But there is an interesting trend that has permeated the 2012 version of SEC squads that will provide fans with an unpredictable and captivating season: no one team has it all together, but almost every contender has amassed incredible talent the past four years.
One of the biggest missing pieces to each team’s puzzle is who’s calling the plays and who’s taking the snaps. Teams with returning quarterbacks have new offensive coordinators. Teams with returning coordinators will have new starters. Auburn, Florida and Texas A&M have both.
But do you need continuity and talent from the quarterback spot to succeed?
The best team in the league? LSU. The Tigers were undefeated through 12 games with Jarrett Lee and Jordan Jefferson sharing snaps, and because of Parkinson’s disease, offensive coordinator Steve Kragthorpe had to step down to solely coach quarterbacks during fall practice before the 2011 season.
That’s about as unstable as they come.
JUCO transfer Zach Mettenberger watched the ineptitude as quarterback from the sidelines last year, but the former four-star recruit is easily the best quarterback in Les Miles’ tenure.

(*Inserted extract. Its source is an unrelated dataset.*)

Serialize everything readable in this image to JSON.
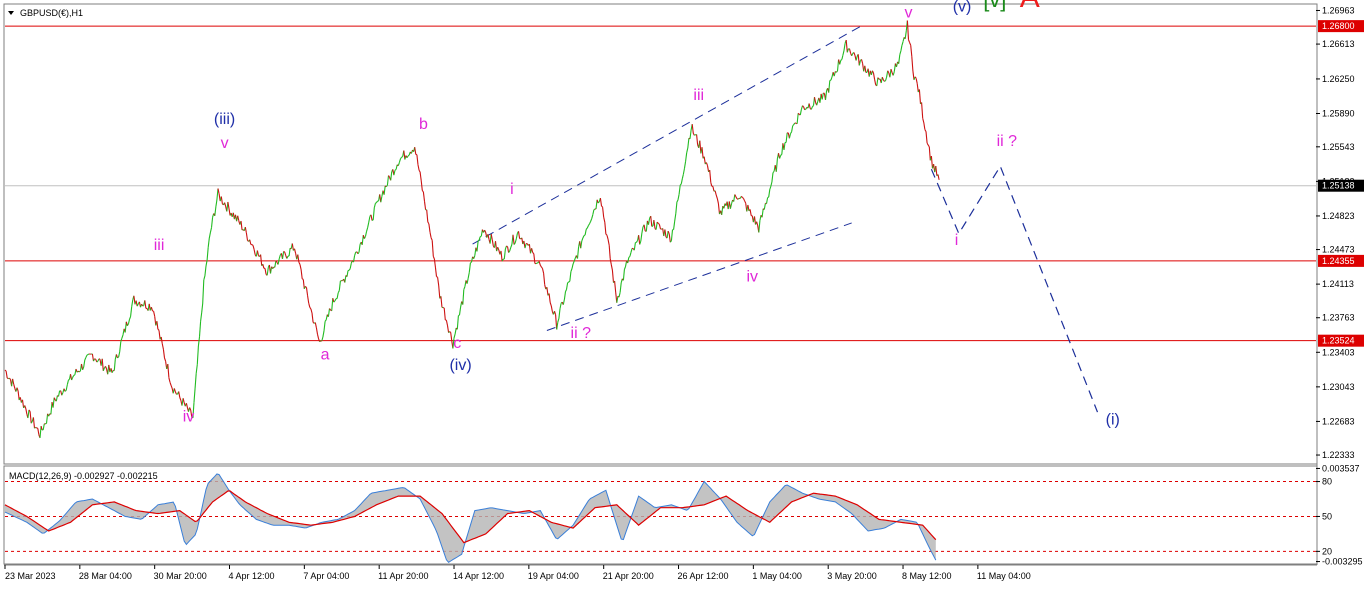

The best quarterback in the league? Tyler Wilson of Arkansas. Most quarterbacks would love to throw to just one of Greg Childs, Jarius Wright, Joe Adams or Cobi Hamilton. Wilson had all four at his disposal in 2011 and threw for 3,638 yards with 24 touchdowns.
Even with only Hamilton returning in 2012, Wilson was primed for a run at the Heisman.

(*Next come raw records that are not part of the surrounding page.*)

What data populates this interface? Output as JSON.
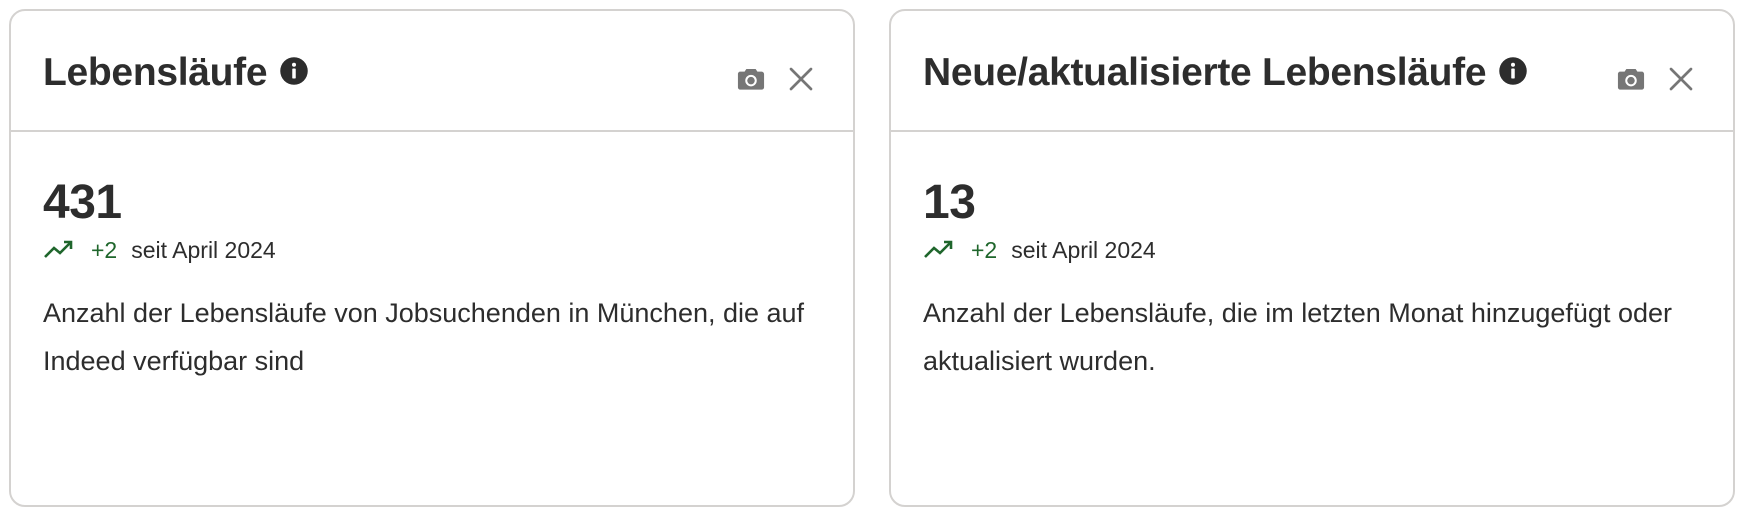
{
  "cards": [
    {
      "title": "Lebensläufe",
      "value": "431",
      "trend_delta": "+2",
      "trend_since": "seit April 2024",
      "description": "Anzahl der Lebensläufe von Jobsuchenden in München, die auf Indeed verfügbar sind"
    },
    {
      "title": "Neue/aktualisierte Lebensläufe",
      "value": "13",
      "trend_delta": "+2",
      "trend_since": "seit April 2024",
      "description": "Anzahl der Lebensläufe, die im letzten Monat hinzugefügt oder aktualisiert wurden."
    }
  ],
  "icons": {
    "info": "info-icon",
    "camera": "camera-icon",
    "close": "close-icon",
    "trend": "trending-up-icon"
  },
  "colors": {
    "text": "#2d2d2d",
    "border": "#d4d2d0",
    "icon_gray": "#767676",
    "trend_green": "#1f662c"
  }
}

But coach and offensive guru Bobby Petrino took his eyes off the road while on his motorcycle and wrecked, uncovering a scandal that led to his firing in April. The lesser Petrino, Bobby’s brother Paul, remains offensive coordinator, but Bobby’s absence will be felt.
Instability. But will it matter?

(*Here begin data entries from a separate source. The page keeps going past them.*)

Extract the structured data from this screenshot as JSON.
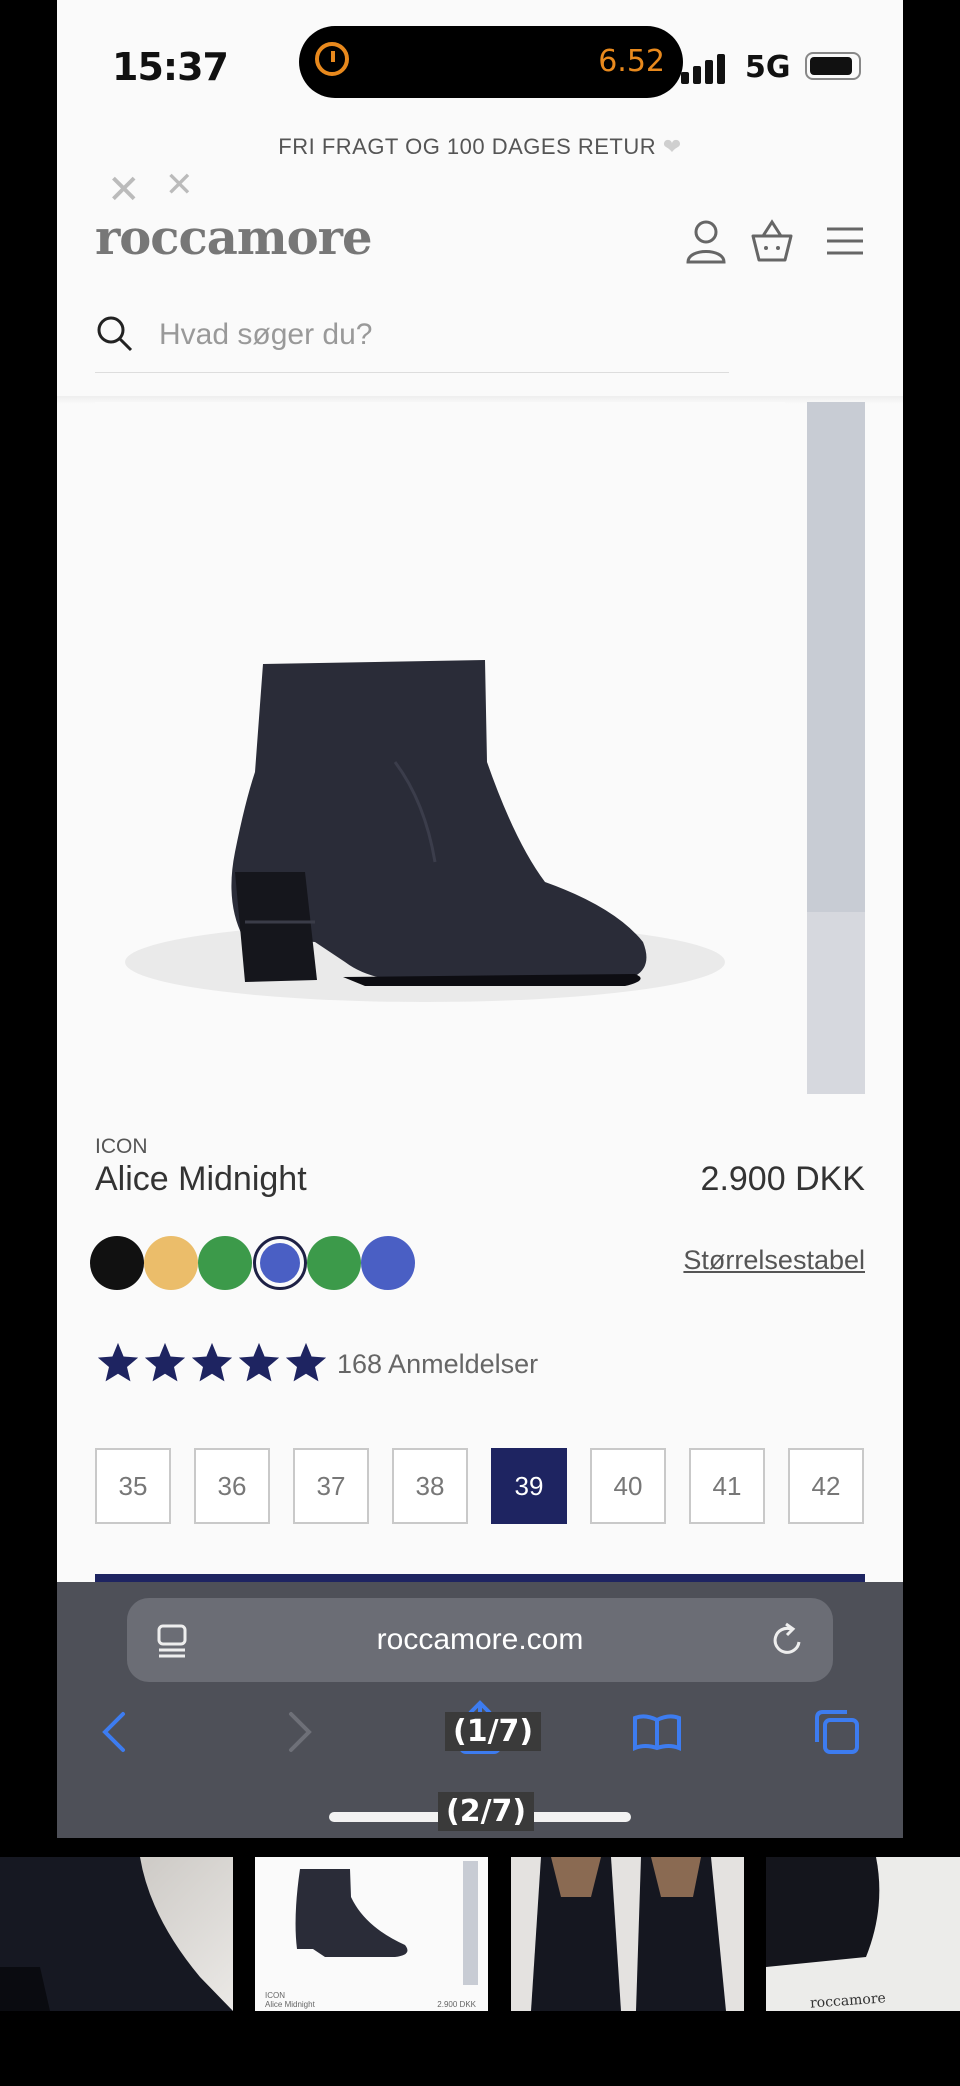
{
  "status": {
    "time": "15:37",
    "island_value": "6.52",
    "network": "5G"
  },
  "banner": {
    "text": "FRI FRAGT OG 100 DAGES RETUR"
  },
  "header": {
    "logo": "roccamore"
  },
  "search": {
    "placeholder": "Hvad søger du?"
  },
  "product": {
    "brand": "ICON",
    "name": "Alice Midnight",
    "price": "2.900 DKK",
    "size_guide": "Størrelsestabel",
    "rating": 5,
    "reviews": "168 Anmeldelser",
    "swatches": [
      "#111111",
      "#ebbd6a",
      "#3c9a4a",
      "#4a5fc4",
      "#3c9a4a",
      "#4a5fc4"
    ],
    "selected_swatch": 3,
    "sizes": [
      "35",
      "36",
      "37",
      "38",
      "39",
      "40",
      "41",
      "42"
    ],
    "selected_size": "39"
  },
  "safari": {
    "url": "roccamore.com"
  },
  "overlay": {
    "label_top": "(1/7)",
    "label_bottom": "(2/7)"
  },
  "thumbnails": {
    "t2_brand": "ICON",
    "t2_name": "Alice Midnight",
    "t2_price": "2.900 DKK",
    "t4_text": "roccamore"
  },
  "colors": {
    "accent": "#1e2461",
    "safari_bg": "#4e5058",
    "link_blue": "#3d7cf0"
  }
}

It’s not like anyone else in the conference has it figured out.
Auburn is going through the second consecutive fall practice with the quarterback situation still in flux. It’s fairly obvious who will start, but new offensive coordinator Scot Loeffler’s scheme varies greatly from his predecessor, Gus Malzahn. Alabama has returning starter A.J. McCarron, but until last year’s rematch with LSU, his primary task was not to try to win games, but simply not to lose them.
Georgia’s Aaron Murray, the league’s second best signal caller, saw standout running back Isaiah Crowell kicked off the team this summer, and he has the unfortunate task of running plays called by offensive coordinator Mike Bobo.
Sophomores Jacoby Brissett and Jeff Driskel will try and replace John Brantley at Florida. Both were equally atrocious (14–28, 120 yards and 1 INT combined) against Auburn last season, though they are fairly talented. New offensive coordinator Brent Pease has yet to name a starter.
Steve Spurrier finally rid himself of Stephen Garcia, South Carolina’s oft-troubled quarterback for parts of the past three seasons, but top target Alshon Jeffery left for the NFL and stud running back Marcus Lattimore is recovering from a season-ending knee injury in 2011.
And those are just the good teams.
When you drop down to Barry Brunetti (Ole Miss) and Jameill Shower (Texas A&M), things get even bleaker.
For the SEC to push its string of consecutive championships to seven, they will have to compete with teams led by Matt Barkley (Southern California) and Landry Jones (Oklahoma). Given the instability under center for many contending teams, this is the year to unseat the SEC’s run of dominance.
No contender escapes September without a test of its new offense. Those that adapt quickly will survive and march toward Atlanta. Who will those two teams be? You’ll have to watch and find out.
But you probably already knew that.